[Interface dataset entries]

-.-.-

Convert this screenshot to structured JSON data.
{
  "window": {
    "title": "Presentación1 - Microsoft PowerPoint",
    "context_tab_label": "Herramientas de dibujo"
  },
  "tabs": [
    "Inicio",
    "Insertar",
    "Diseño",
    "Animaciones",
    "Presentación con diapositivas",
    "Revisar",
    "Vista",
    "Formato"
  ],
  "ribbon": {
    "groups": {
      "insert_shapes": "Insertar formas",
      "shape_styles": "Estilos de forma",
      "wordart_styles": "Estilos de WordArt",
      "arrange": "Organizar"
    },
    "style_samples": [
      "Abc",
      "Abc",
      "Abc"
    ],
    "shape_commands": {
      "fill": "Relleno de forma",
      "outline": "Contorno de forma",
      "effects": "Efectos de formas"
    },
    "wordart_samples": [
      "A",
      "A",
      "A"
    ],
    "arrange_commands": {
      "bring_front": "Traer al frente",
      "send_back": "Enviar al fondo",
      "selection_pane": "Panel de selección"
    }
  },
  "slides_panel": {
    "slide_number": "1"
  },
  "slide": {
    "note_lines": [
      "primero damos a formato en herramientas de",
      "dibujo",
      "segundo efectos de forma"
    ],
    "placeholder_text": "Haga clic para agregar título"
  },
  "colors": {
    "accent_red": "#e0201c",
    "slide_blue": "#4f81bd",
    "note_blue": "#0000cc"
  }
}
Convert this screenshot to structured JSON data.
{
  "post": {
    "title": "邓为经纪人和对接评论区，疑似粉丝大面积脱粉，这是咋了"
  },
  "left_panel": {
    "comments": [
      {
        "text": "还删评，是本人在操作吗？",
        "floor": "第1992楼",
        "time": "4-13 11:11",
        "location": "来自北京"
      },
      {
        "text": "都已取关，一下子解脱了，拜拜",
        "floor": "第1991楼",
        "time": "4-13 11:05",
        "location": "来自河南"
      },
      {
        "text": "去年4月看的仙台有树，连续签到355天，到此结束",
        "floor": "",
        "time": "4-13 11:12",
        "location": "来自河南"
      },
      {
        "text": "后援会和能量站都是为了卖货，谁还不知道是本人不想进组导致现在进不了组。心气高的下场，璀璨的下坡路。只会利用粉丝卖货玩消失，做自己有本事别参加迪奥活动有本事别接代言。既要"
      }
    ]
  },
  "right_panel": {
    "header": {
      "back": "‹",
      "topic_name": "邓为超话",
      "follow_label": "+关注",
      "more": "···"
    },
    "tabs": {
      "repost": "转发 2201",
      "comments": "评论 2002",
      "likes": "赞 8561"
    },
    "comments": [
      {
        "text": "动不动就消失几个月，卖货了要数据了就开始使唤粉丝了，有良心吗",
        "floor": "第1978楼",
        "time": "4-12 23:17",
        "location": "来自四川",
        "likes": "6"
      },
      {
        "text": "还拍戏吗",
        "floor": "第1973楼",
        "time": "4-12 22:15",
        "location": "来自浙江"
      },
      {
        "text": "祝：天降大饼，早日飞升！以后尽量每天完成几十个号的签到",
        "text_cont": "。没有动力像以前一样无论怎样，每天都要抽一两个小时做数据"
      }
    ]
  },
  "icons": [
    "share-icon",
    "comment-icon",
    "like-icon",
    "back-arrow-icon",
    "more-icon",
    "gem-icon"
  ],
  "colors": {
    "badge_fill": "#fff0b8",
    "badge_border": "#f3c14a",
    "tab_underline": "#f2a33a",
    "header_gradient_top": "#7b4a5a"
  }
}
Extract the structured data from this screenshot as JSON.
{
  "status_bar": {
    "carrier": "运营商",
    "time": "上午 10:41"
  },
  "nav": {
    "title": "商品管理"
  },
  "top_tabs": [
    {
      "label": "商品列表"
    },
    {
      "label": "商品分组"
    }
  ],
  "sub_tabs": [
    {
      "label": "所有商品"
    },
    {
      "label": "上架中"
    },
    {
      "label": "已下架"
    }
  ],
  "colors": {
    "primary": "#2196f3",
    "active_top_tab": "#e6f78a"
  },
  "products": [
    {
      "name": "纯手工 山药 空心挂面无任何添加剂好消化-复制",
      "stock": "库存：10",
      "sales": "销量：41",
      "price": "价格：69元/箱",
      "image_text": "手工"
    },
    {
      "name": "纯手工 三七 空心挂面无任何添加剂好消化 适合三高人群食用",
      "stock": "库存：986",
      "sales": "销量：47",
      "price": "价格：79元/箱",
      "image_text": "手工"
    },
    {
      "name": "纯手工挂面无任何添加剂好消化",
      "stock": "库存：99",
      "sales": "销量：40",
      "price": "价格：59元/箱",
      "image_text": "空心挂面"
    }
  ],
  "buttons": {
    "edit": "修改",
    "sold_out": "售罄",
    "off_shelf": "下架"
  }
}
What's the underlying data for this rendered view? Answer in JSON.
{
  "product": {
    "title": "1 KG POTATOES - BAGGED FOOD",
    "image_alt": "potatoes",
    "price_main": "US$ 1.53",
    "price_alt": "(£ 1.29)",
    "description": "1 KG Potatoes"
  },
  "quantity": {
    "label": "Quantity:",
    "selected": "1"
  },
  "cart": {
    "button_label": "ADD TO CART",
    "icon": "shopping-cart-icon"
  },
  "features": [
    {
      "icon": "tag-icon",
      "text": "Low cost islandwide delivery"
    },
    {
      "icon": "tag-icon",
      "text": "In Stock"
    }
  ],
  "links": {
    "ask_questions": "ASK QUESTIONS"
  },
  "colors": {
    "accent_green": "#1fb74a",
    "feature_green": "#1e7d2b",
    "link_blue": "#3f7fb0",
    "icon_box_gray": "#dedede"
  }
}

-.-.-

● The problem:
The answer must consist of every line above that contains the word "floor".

● Reply:
        "floor": "第1992楼",
        "floor": "第1991楼",
        "floor": "",
        "floor": "第1978楼",
        "floor": "第1973楼",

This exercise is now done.